I don't have time to write about this now, but as one who was on the Bicycle & Pedestrian Working Group I find this welcome news. (bolded part broken out by me).
Today, September 16th, Councilmember Mary M. Cheh (D – Ward 3), Chair of the Committee on Transportation & the Environment, introduced the “Bicycle and Pedestrian Safety Act of 2015.” The bill provides a comprehensive update to the District’s laws and regulations as they pertain to motorist, bicycle, and pedestrian safety.
“Earlier this year, I convened a Bicycle & Pedestrian Working Group to foster a deliberative, thoughtful, and open discussion on how to best update the District’s approach to motor, bicycle, and pedestrian safety. The “Bicycle and Pedestrian Safety Act of 2015” is the end result of months of collaboration between my office, District agencies, law enforcement, and transportation advocates. By gathering everyone around the same table, we were able to debate and discuss what safety measures have been successful and what needs improvement from a variety of perspectives. This bill is a comprehensive and inclusive approach to making the roadways and sidewalks safer for all,” said Councilmember Cheh.
The bill would
- make a significant amount of crash, traffic violation, and closure data more readily accessible to the public
- establish the Bicycle and Pedestrian Priority Area Program to designate safety enhancement priority areas across the District in locations with heavy bicycle and pedestrian traffic
- incorporate a Complete Streets policy within DDOT to ensure that the construction, reconstruction, and maintenance of roads includes infrastructure that accommodates all multimodal users, including those with disabilities
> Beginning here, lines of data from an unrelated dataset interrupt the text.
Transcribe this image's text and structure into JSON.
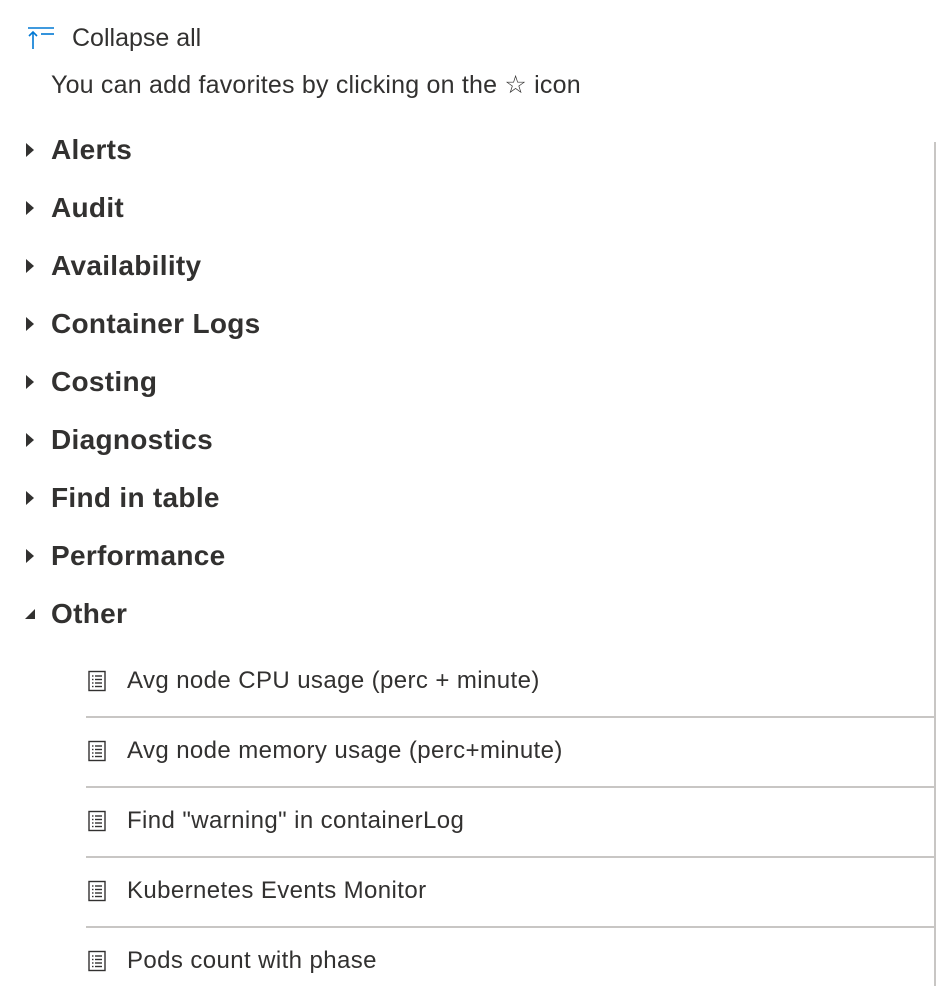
{
  "toolbar": {
    "collapse_all_label": "Collapse all",
    "collapse_all_icon": "collapse-all-icon"
  },
  "hint": {
    "text": "You can add favorites by clicking on the ☆ icon"
  },
  "groups": [
    {
      "label": "Alerts",
      "expanded": false
    },
    {
      "label": "Audit",
      "expanded": false
    },
    {
      "label": "Availability",
      "expanded": false
    },
    {
      "label": "Container Logs",
      "expanded": false
    },
    {
      "label": "Costing",
      "expanded": false
    },
    {
      "label": "Diagnostics",
      "expanded": false
    },
    {
      "label": "Find in table",
      "expanded": false
    },
    {
      "label": "Performance",
      "expanded": false
    },
    {
      "label": "Other",
      "expanded": true
    }
  ],
  "other_queries": [
    {
      "label": "Avg node CPU usage (perc + minute)",
      "icon": "document-list-icon"
    },
    {
      "label": "Avg node memory usage (perc+minute)",
      "icon": "document-list-icon"
    },
    {
      "label": "Find \"warning\" in containerLog",
      "icon": "document-list-icon"
    },
    {
      "label": "Kubernetes Events Monitor",
      "icon": "document-list-icon"
    },
    {
      "label": "Pods count with phase",
      "icon": "document-list-icon"
    }
  ],
  "colors": {
    "accent": "#0078d4",
    "text": "#323130",
    "divider": "#c8c6c4"
  }
}
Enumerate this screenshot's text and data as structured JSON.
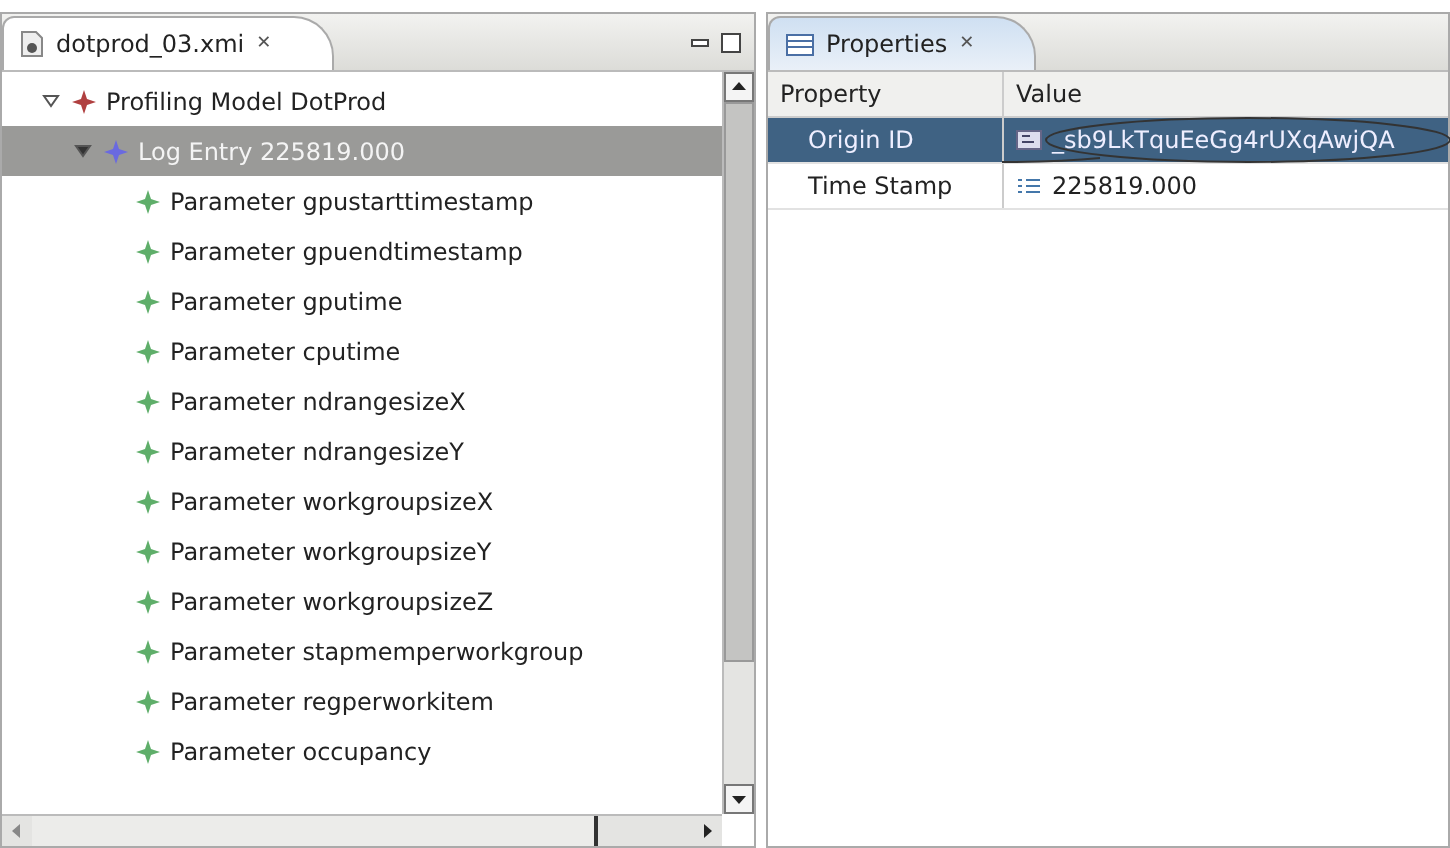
{
  "editor": {
    "tab": {
      "label": "dotprod_03.xmi",
      "close": "✕"
    },
    "tree": [
      {
        "label": "Profiling Model DotProd",
        "kind": "model",
        "expanded": true,
        "selected": false,
        "children": [
          {
            "label": "Log Entry 225819.000",
            "kind": "entry",
            "expanded": true,
            "selected": true,
            "children": [
              {
                "label": "Parameter gpustarttimestamp",
                "kind": "param",
                "selected": false
              },
              {
                "label": "Parameter gpuendtimestamp",
                "kind": "param",
                "selected": false
              },
              {
                "label": "Parameter gputime",
                "kind": "param",
                "selected": false
              },
              {
                "label": "Parameter cputime",
                "kind": "param",
                "selected": false
              },
              {
                "label": "Parameter ndrangesizeX",
                "kind": "param",
                "selected": false
              },
              {
                "label": "Parameter ndrangesizeY",
                "kind": "param",
                "selected": false
              },
              {
                "label": "Parameter workgroupsizeX",
                "kind": "param",
                "selected": false
              },
              {
                "label": "Parameter workgroupsizeY",
                "kind": "param",
                "selected": false
              },
              {
                "label": "Parameter workgroupsizeZ",
                "kind": "param",
                "selected": false
              },
              {
                "label": "Parameter stapmemperworkgroup",
                "kind": "param",
                "selected": false
              },
              {
                "label": "Parameter regperworkitem",
                "kind": "param",
                "selected": false
              },
              {
                "label": "Parameter occupancy",
                "kind": "param",
                "selected": false
              }
            ]
          }
        ]
      }
    ]
  },
  "properties": {
    "tab": {
      "label": "Properties",
      "close": "✕"
    },
    "columns": [
      "Property",
      "Value"
    ],
    "rows": [
      {
        "property": "Origin ID",
        "value": "_sb9LkTquEeGg4rUXqAwjQA",
        "kind": "id",
        "selected": true
      },
      {
        "property": "Time Stamp",
        "value": "225819.000",
        "kind": "number",
        "selected": false
      }
    ]
  }
}
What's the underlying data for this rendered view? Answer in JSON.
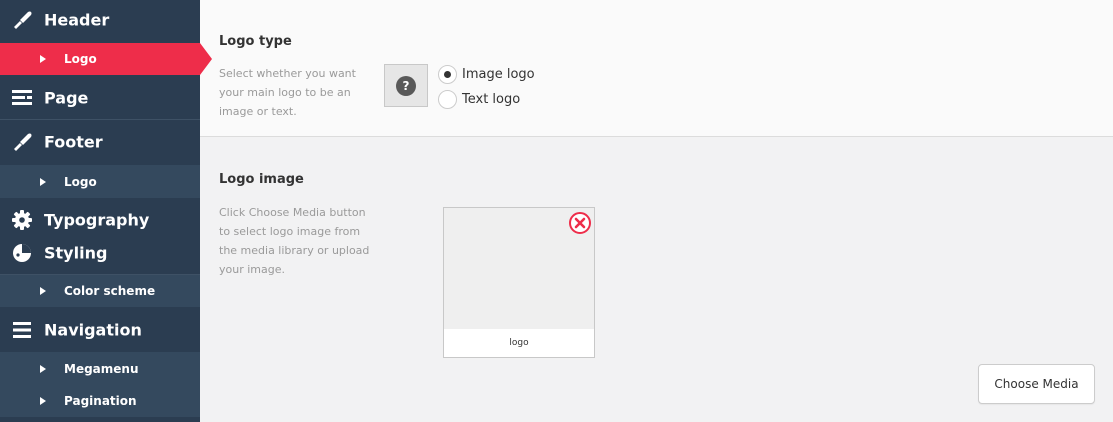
{
  "sidebar": {
    "header_label": "Header",
    "header_logo_label": "Logo",
    "page_label": "Page",
    "footer_label": "Footer",
    "footer_logo_label": "Logo",
    "typography_label": "Typography",
    "styling_label": "Styling",
    "color_scheme_label": "Color scheme",
    "navigation_label": "Navigation",
    "megamenu_label": "Megamenu",
    "pagination_label": "Pagination",
    "active_color": "#ee2d4a",
    "background_color": "#2b3d51"
  },
  "logo_type": {
    "title": "Logo type",
    "description": "Select whether you want your main logo to be an image or text.",
    "help_symbol": "?",
    "options": {
      "image": "Image logo",
      "text": "Text logo"
    },
    "selected": "Image logo"
  },
  "logo_image": {
    "title": "Logo image",
    "description": "Click Choose Media button to select logo image from the media library or upload your image.",
    "caption": "logo",
    "choose_button": "Choose Media"
  }
}
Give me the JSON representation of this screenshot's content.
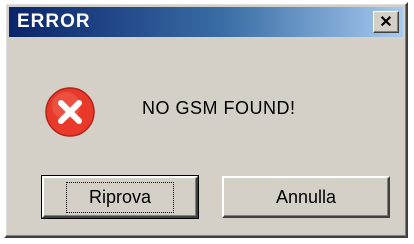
{
  "window": {
    "title": "ERROR",
    "close_label": "✕"
  },
  "icon": {
    "name": "error-icon",
    "color": "#e8392a"
  },
  "message": "NO GSM FOUND!",
  "buttons": {
    "retry_label": "Riprova",
    "cancel_label": "Annulla"
  }
}
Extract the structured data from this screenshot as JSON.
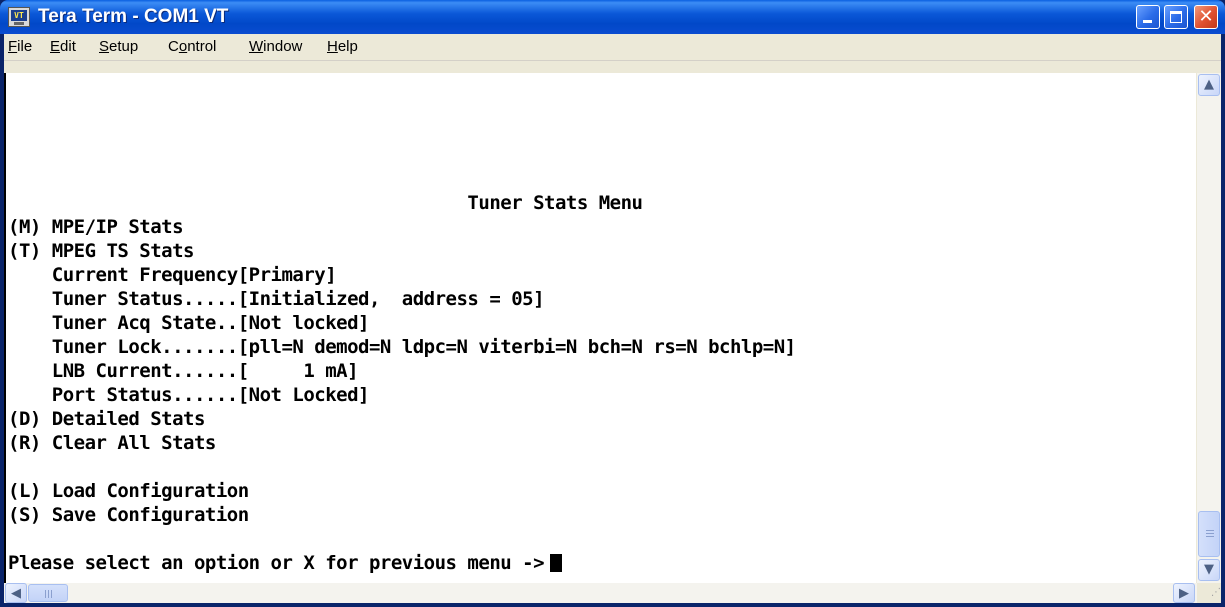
{
  "window": {
    "title": "Tera Term - COM1 VT",
    "icon": "terminal-app-icon",
    "icon_text": "VT",
    "controls": {
      "minimize": "minimize-icon",
      "maximize": "maximize-icon",
      "close": "close-icon",
      "close_glyph": "✕"
    }
  },
  "menu": {
    "items": [
      {
        "pre": "",
        "u": "F",
        "post": "ile"
      },
      {
        "pre": "",
        "u": "E",
        "post": "dit"
      },
      {
        "pre": "",
        "u": "S",
        "post": "etup"
      },
      {
        "pre": "C",
        "u": "o",
        "post": "ntrol"
      },
      {
        "pre": "",
        "u": "W",
        "post": "indow"
      },
      {
        "pre": "",
        "u": "H",
        "post": "elp"
      }
    ]
  },
  "terminal": {
    "lines": [
      "                                          Tuner Stats Menu",
      "(M) MPE/IP Stats",
      "(T) MPEG TS Stats",
      "    Current Frequency[Primary]",
      "    Tuner Status.....[Initialized,  address = 05]",
      "    Tuner Acq State..[Not locked]",
      "    Tuner Lock.......[pll=N demod=N ldpc=N viterbi=N bch=N rs=N bchlp=N]",
      "    LNB Current......[     1 mA]",
      "    Port Status......[Not Locked]",
      "(D) Detailed Stats",
      "(R) Clear All Stats",
      "",
      "(L) Load Configuration",
      "(S) Save Configuration",
      "",
      "Please select an option or X for previous menu ->"
    ]
  },
  "scrollbars": {
    "up_glyph": "▲",
    "down_glyph": "▼",
    "left_glyph": "◀",
    "right_glyph": "▶",
    "resize_glyph": "⋰"
  }
}
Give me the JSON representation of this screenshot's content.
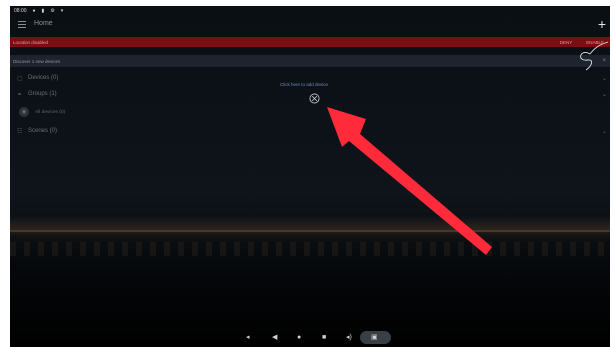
{
  "status_bar": {
    "time": "08:00",
    "icons": [
      "notification-icon",
      "media-icon",
      "settings-icon",
      "wifi-icon"
    ]
  },
  "app_bar": {
    "title": "Home",
    "menu_icon": "menu-icon",
    "add_icon": "plus-icon"
  },
  "warning_bar": {
    "text": "Location disabled",
    "actions": [
      "DENY",
      "ENABLE"
    ],
    "color": "#7a0e10"
  },
  "subheader": {
    "text": "Discover 1 new devices"
  },
  "sections": [
    {
      "label": "Devices (0)",
      "icon": "devices-icon"
    },
    {
      "label": "Groups (1)",
      "icon": "groups-icon"
    },
    {
      "label": "All devices (0)",
      "icon": "group-avatar",
      "sub": true
    },
    {
      "label": "Scenes (0)",
      "icon": "scenes-icon"
    }
  ],
  "center": {
    "prompt": "Click here to add device",
    "icon": "add-device-icon"
  },
  "annotation": {
    "arrow_color": "#ff2a3a",
    "signature": "handwritten-signature"
  },
  "nav_bar": {
    "icons": [
      "volume-down-icon",
      "back-icon",
      "home-icon",
      "recents-icon",
      "volume-up-icon",
      "screenshot-icon"
    ]
  }
}
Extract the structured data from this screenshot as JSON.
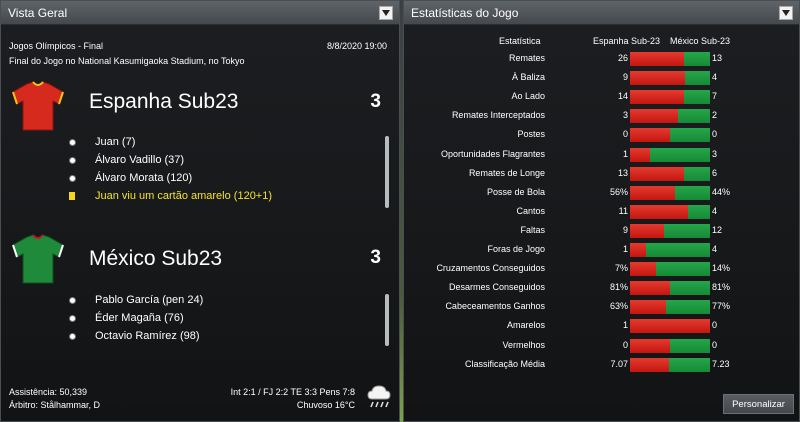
{
  "left_panel": {
    "title": "Vista Geral",
    "competition": "Jogos Olímpicos - Final",
    "date": "8/8/2020 19:00",
    "venue": "Final do Jogo no National Kasumigaoka Stadium, no Tokyo",
    "home": {
      "name": "Espanha Sub23",
      "score": "3",
      "kit_colors": {
        "primary": "#d62a1e",
        "secondary": "#f0c419"
      },
      "events": [
        {
          "type": "goal",
          "text": "Juan (7)"
        },
        {
          "type": "goal",
          "text": "Álvaro Vadillo (37)"
        },
        {
          "type": "goal",
          "text": "Álvaro Morata (120)"
        },
        {
          "type": "yellow-card",
          "text": "Juan viu um cartão amarelo (120+1)"
        }
      ]
    },
    "away": {
      "name": "México Sub23",
      "score": "3",
      "kit_colors": {
        "primary": "#1f8a3a",
        "secondary": "#c8102e"
      },
      "events": [
        {
          "type": "goal",
          "text": "Pablo García (pen 24)"
        },
        {
          "type": "goal",
          "text": "Éder Magaña (76)"
        },
        {
          "type": "goal",
          "text": "Octavio Ramírez (98)"
        }
      ]
    },
    "attendance": "Assistência: 50,339",
    "referee": "Árbitro: Stålhammar, D",
    "score_summary": "Int 2:1 / FJ 2:2 TE 3:3 Pens 7:8",
    "weather": "Chuvoso 16°C",
    "weather_icon": "rain-cloud-icon"
  },
  "right_panel": {
    "title": "Estatísticas do Jogo",
    "col_stat": "Estatística",
    "col_home": "Espanha Sub-23",
    "col_away": "México Sub-23",
    "colors": {
      "home": "#d32018",
      "away": "#1f9a44"
    },
    "stats": [
      {
        "label": "Remates",
        "home": "26",
        "away": "13",
        "home_share": 0.67
      },
      {
        "label": "À Baliza",
        "home": "9",
        "away": "4",
        "home_share": 0.69
      },
      {
        "label": "Ao Lado",
        "home": "14",
        "away": "7",
        "home_share": 0.67
      },
      {
        "label": "Remates Interceptados",
        "home": "3",
        "away": "2",
        "home_share": 0.6
      },
      {
        "label": "Postes",
        "home": "0",
        "away": "0",
        "home_share": 0.5
      },
      {
        "label": "Oportunidades Flagrantes",
        "home": "1",
        "away": "3",
        "home_share": 0.25
      },
      {
        "label": "Remates de Longe",
        "home": "13",
        "away": "6",
        "home_share": 0.68
      },
      {
        "label": "Posse de Bola",
        "home": "56%",
        "away": "44%",
        "home_share": 0.56
      },
      {
        "label": "Cantos",
        "home": "11",
        "away": "4",
        "home_share": 0.73
      },
      {
        "label": "Faltas",
        "home": "9",
        "away": "12",
        "home_share": 0.43
      },
      {
        "label": "Foras de Jogo",
        "home": "1",
        "away": "4",
        "home_share": 0.2
      },
      {
        "label": "Cruzamentos Conseguidos",
        "home": "7%",
        "away": "14%",
        "home_share": 0.33
      },
      {
        "label": "Desarmes Conseguidos",
        "home": "81%",
        "away": "81%",
        "home_share": 0.5
      },
      {
        "label": "Cabeceamentos Ganhos",
        "home": "63%",
        "away": "77%",
        "home_share": 0.45
      },
      {
        "label": "Amarelos",
        "home": "1",
        "away": "0",
        "home_share": 1.0
      },
      {
        "label": "Vermelhos",
        "home": "0",
        "away": "0",
        "home_share": 0.5
      },
      {
        "label": "Classificação Média",
        "home": "7.07",
        "away": "7.23",
        "home_share": 0.49
      }
    ],
    "customize_label": "Personalizar"
  }
}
- and require the Mayor to study the feasibility of a remediation and deferred disposition program that would enable a person guilty of a moving violation to take a safety course in lieu of paying some or all of the associated fine.
“The “Bicycle and Pedestrian Safety Act” changes the way our agencies address and prioritize safety concerns in the built environment, and it also encourages users of our transportation system to engage in safer behavior –in this way we can establish a system of mutual accountability. For example, one aspect of the bill includes greater oversight of DDOT’s infrastructure improvements and traffic modifications, while another section of the bill prohibits aggressive driving, and creates an escalating fine system for repeat offenders of moving violations directly affecting bicyclists and pedestrians. The bill also establishes a universal street and bicycle safety education curriculum for District schoolchildren,” said Councilmember Cheh.
The Bicycle & Pedestrian Working Group was co-chaired by the Washington Area Bicyclist Association (WABA) and AAA Mid-Atlantic throughout six open forum meetings in May and June. Other members of the fourteen member working group include: All Walks DC, Bicycle Advisory Council, DC Surface Transit, Department of Insurance, Securities & Banking (DISB), District of Columbia Insurance Federation (DCIF), District Department of Transportation (DDOT), Mayor’s Office of Policy and Legislative Affairs, Metropolitan Police Department (MPD), Pedestrian Advisory Council, PULSE Issues & Advocacy, and the United Spinal Association. The Working Group is currently composing a final report of recommendations to be presented to the Committee on Transportation & the Environment.
“In addition to the Working Group meetings, I also coordinated site visits with DDOT, the relevant ANCs, MPD, and bicycle and pedestrian advocates to the top five most dangerous intersections in the District to evaluate what short-term and long-term changes can be made to mitigate safety concerns. Being on-site with residents and connecting them with the agency decision makers was an incredibly helpful way to evaluate the infrastructure and behavioral challenges we face when attempting to improve our transportation system. This bill, the Working Group report, and dangerous intersection site visits are all components of a larger effort to reform and modernize the way the District responds to safety hazards on the roadways. The input we received from the community has been invaluable throughout this evaluation process, and I encourage residents to remain engaged and invested in this continued effort,” said Councilmember Cheh.